Summer Isn’t Over Yet: Heat Advisory, Code Orange Issued for Philly Region
Heat index values could reach 104 degrees Fahrenheit on Tuesday and Wednesday. Can this be the last heat wave of the season, please?
We may have been blessed with a few fall-like days recently, but it’s still August — evidently.
The National Weather Service has issued a heat advisory for the Philadelphia region this week. The advisory begins at noon on Tuesday and will last until 8 p.m. on Wednesday.
It’s gonna be hot, hot, hot: The heat index is expected to reach between 100 and 104 degrees Fahrenheit in the Philadelphia area. No precipitation is expected. Get to the shore if you can — it should be cooler there, per the NWS.
Unfortunately, we’ll hardly experience a drop in temperature on Tuesday night — the low is expected to hover around 80 degrees Fahrenheit. As for Wednesday, there’s not much relief in store. The weather will stay hot and humid, with heat index values still hovering around 100 to 104 degrees Fahrenheit.
As we told you on Monday, the heat advisory will force Philly public schools to close early on Tuesday and Wednesday. (Maybe class should remain out of session until after Labor Day, eh?)
As always, remember to keep yourself, your neighbors, and loved ones safe during this bout of excessive heat. The hot temperatures combined with high humidity is expected to create an increased risk for heat-related health issues. Be sure to wear light-weight and loose-fitting clothing, drink plenty of water, stay in an air-conditioned environment if possible, and check on elderly relatives and neighbors.
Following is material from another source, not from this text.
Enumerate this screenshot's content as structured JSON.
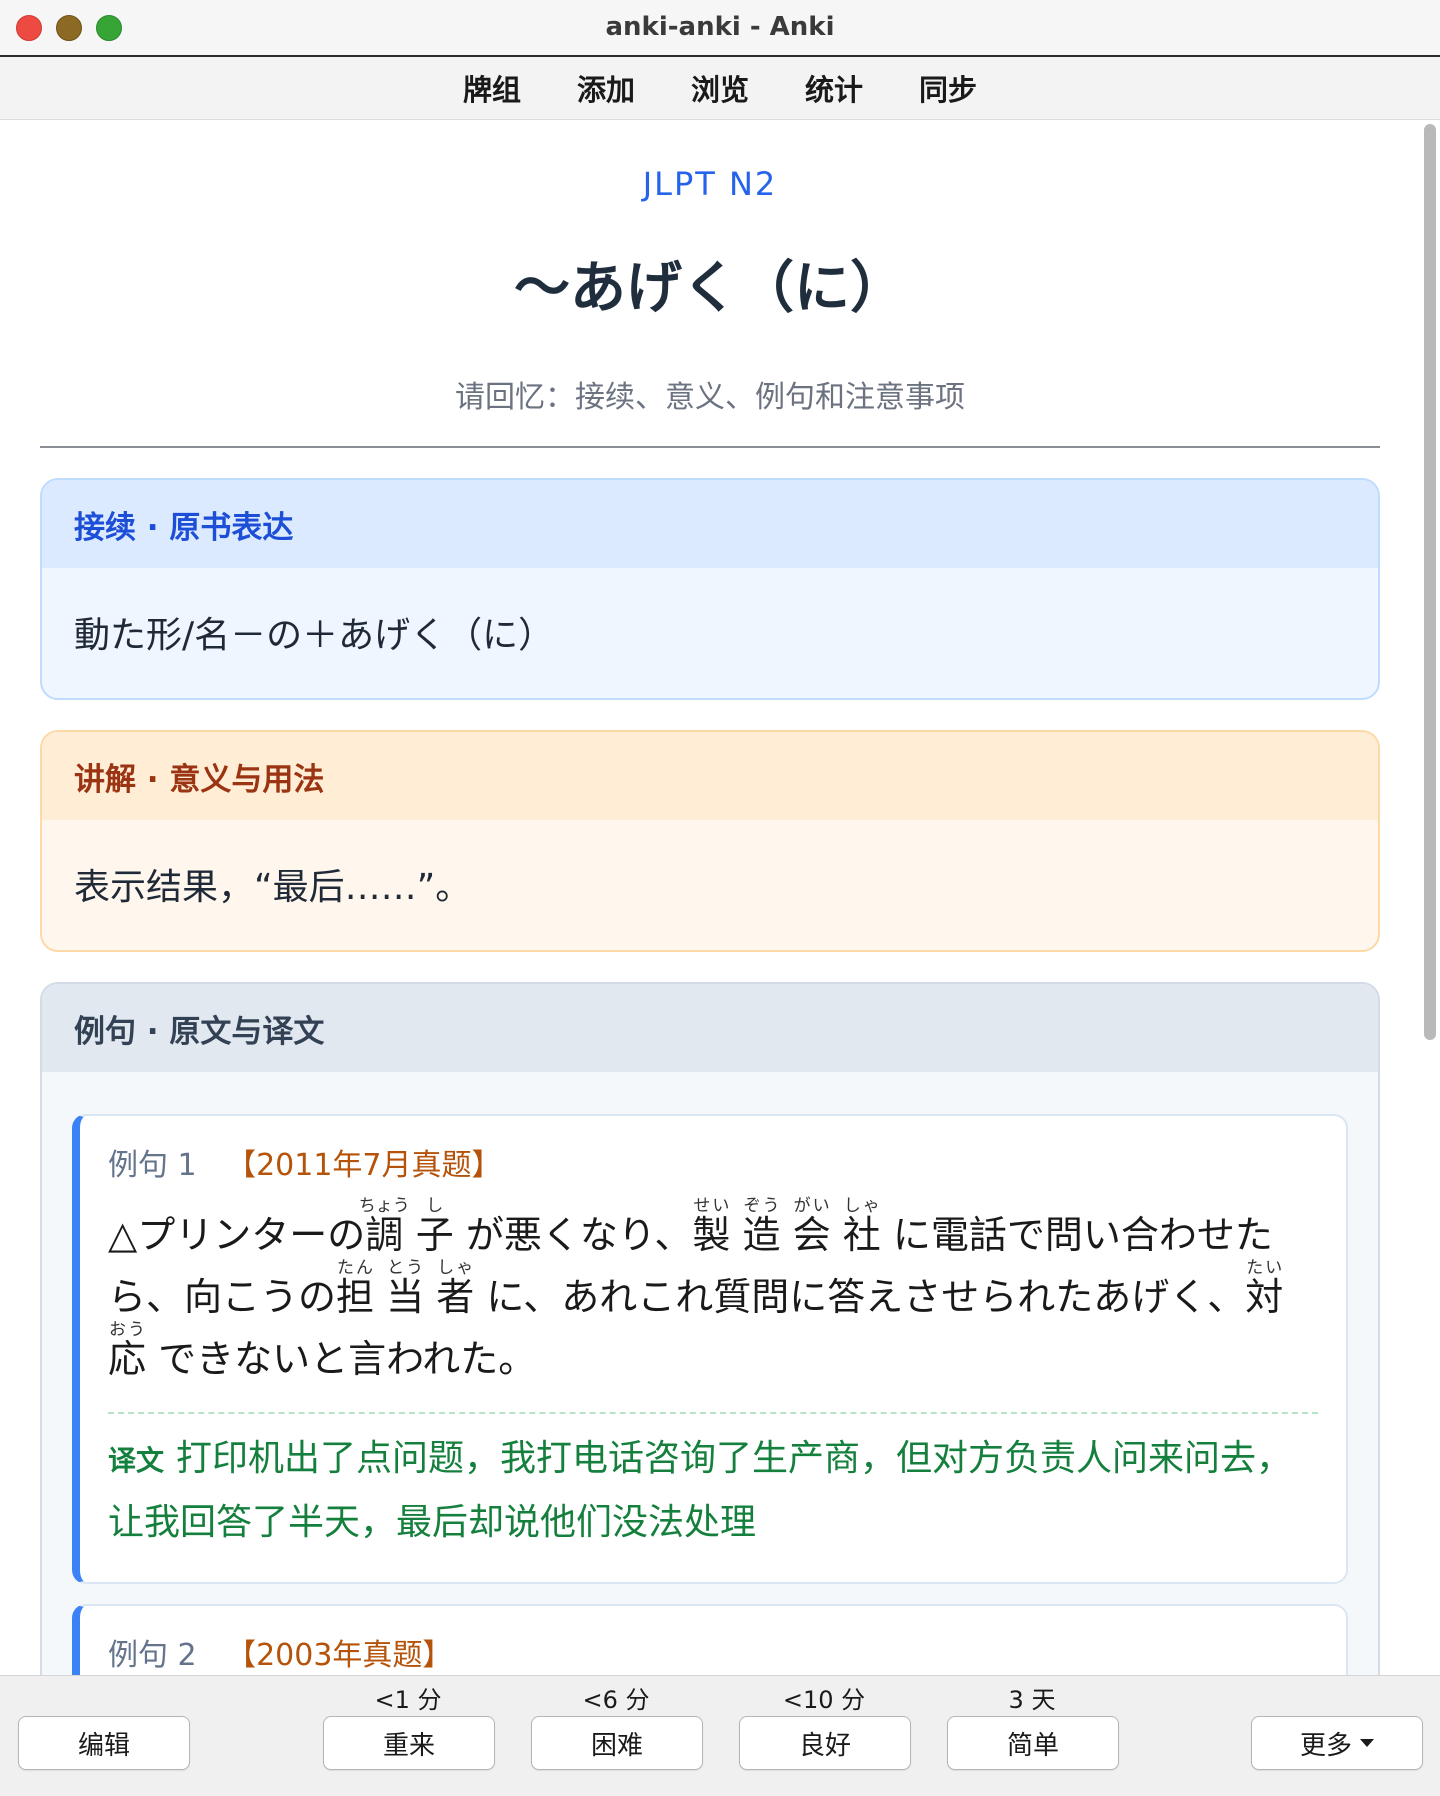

REMINDER: Today, Tuesday, August 28th, has been declared a CODE ORANGE Ozone Action Day. If you have heart or lung problems, consider avoiding time outside. Learn more: https://t.co/qhq42IE8iC pic.twitter.com/I6JywI6qmW
— Philadelphia Public Health (@PHLPublicHealth) August 28, 2018
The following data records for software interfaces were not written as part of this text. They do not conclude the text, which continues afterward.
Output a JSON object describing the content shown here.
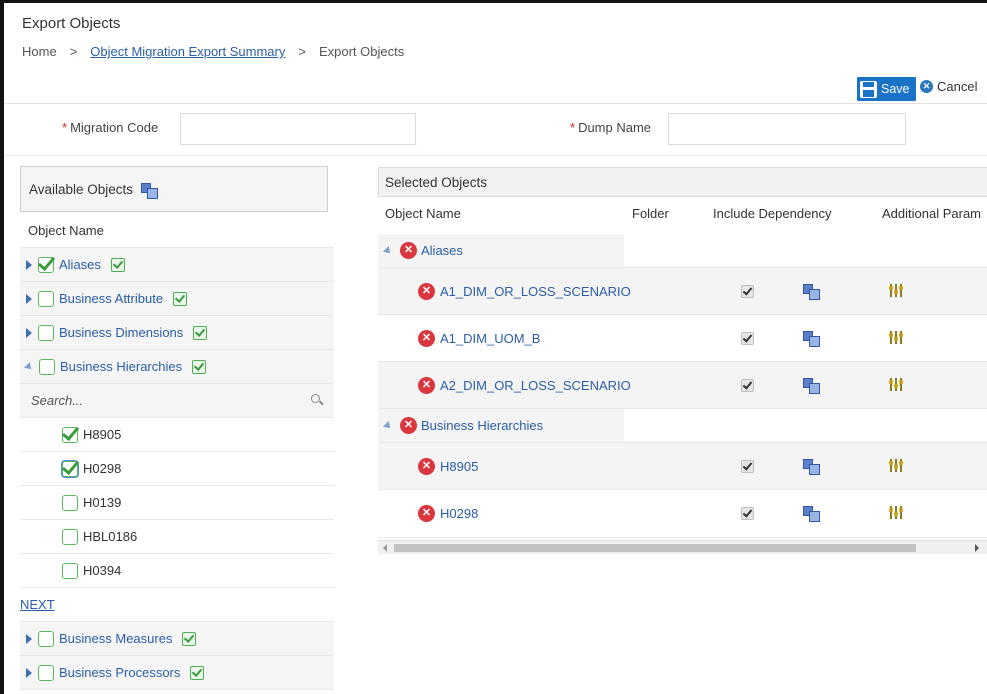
{
  "page": {
    "title": "Export Objects",
    "breadcrumb": {
      "home": "Home",
      "link": "Object Migration Export Summary",
      "current": "Export Objects",
      "separator": ">"
    }
  },
  "toolbar": {
    "save_label": "Save",
    "cancel_label": "Cancel"
  },
  "form": {
    "migration_code_label": "Migration Code",
    "migration_code_value": "",
    "dump_name_label": "Dump Name",
    "dump_name_value": "",
    "required_mark": "*"
  },
  "available": {
    "header": "Available Objects",
    "column": "Object Name",
    "search_placeholder": "Search...",
    "next_label": "NEXT",
    "groups": [
      {
        "label": "Aliases",
        "checked": true
      },
      {
        "label": "Business Attribute",
        "checked": false
      },
      {
        "label": "Business Dimensions",
        "checked": false
      },
      {
        "label": "Business Hierarchies",
        "checked": false
      },
      {
        "label": "Business Measures",
        "checked": false
      },
      {
        "label": "Business Processors",
        "checked": false
      }
    ],
    "children": [
      {
        "label": "H8905",
        "checked": true
      },
      {
        "label": "H0298",
        "checked": true
      },
      {
        "label": "H0139",
        "checked": false
      },
      {
        "label": "HBL0186",
        "checked": false
      },
      {
        "label": "H0394",
        "checked": false
      }
    ]
  },
  "selected": {
    "header": "Selected Objects",
    "columns": {
      "name": "Object Name",
      "folder": "Folder",
      "dependency": "Include Dependency",
      "params": "Additional Param"
    },
    "groups": [
      {
        "label": "Aliases",
        "items": [
          "A1_DIM_OR_LOSS_SCENARIO",
          "A1_DIM_UOM_B",
          "A2_DIM_OR_LOSS_SCENARIO"
        ]
      },
      {
        "label": "Business Hierarchies",
        "items": [
          "H8905",
          "H0298"
        ]
      }
    ]
  }
}
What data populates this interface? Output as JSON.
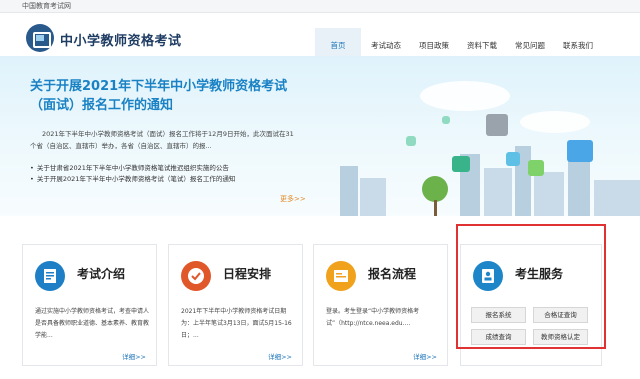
{
  "top_bar": {
    "text": "中国教育考试网"
  },
  "header": {
    "site_title": "中小学教师资格考试",
    "nav": [
      "首页",
      "考试动态",
      "项目政策",
      "资料下载",
      "常见问题",
      "联系我们"
    ]
  },
  "banner": {
    "title": "关于开展2021年下半年中小学教师资格考试（面试）报名工作的通知",
    "body": "2021年下半年中小学教师资格考试（面试）报名工作将于12月9日开始，此次面试在31个省（自治区、直辖市）举办，各省（自治区、直辖市）的报...",
    "list": [
      "关于甘肃省2021年下半年中小学教师资格笔试推迟组织实施的公告",
      "关于开展2021年下半年中小学教师资格考试（笔试）报名工作的通知"
    ],
    "more": "更多>>"
  },
  "cards": [
    {
      "label": "考试介绍",
      "desc": "通过实施中小学教师资格考试，考查申请人是否具备教师职业道德、基本素养、教育教学能...",
      "detail": "详细>>"
    },
    {
      "label": "日程安排",
      "desc": "2021年下半年中小学教师资格考试日期为：上半年笔试3月13日，面试5月15-16日；...",
      "detail": "详细>>"
    },
    {
      "label": "报名流程",
      "desc": "登录。考生登录“中小学教师资格考试”（http://ntce.neea.edu....",
      "detail": "详细>>"
    }
  ],
  "service": {
    "label": "考生服务",
    "buttons": [
      "报名系统",
      "合格证查询",
      "成绩查询",
      "教师资格认定"
    ]
  },
  "colors": {
    "accent": "#1b74b9",
    "title_blue": "#1a82c4",
    "highlight": "#e03232",
    "more_orange": "#e08b28"
  }
}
The Department of Public Health has issued a Code Orange air quality alert during the heat advisory, because sensitive groups (like the elderly or those suffering from asthma or heat or lung disease) are at an increased risk and should reduce prolonged or heavy exertion. Be sure to familiarize yourself with the signs and symptoms of heat exhaustion and heat stroke. Heat stroke is an emergency — so call 911 if you’re worried.
Here’s the good news: After the heat advisory ends, a cold front will arrive on Thursday (thank goodness). We’ll see more cloud coverage and slightly cooler temps (still in the 90s, though). Showers and thunderstorms will accompany the cold front, eventually leading to much cooler conditions this weekend.
Until then, check out our guides on where to mooch free air conditioning, how to remain cool (while staying fit), and where to find the best icy desserts (when water ice just isn’t cutting it) — all right in the city.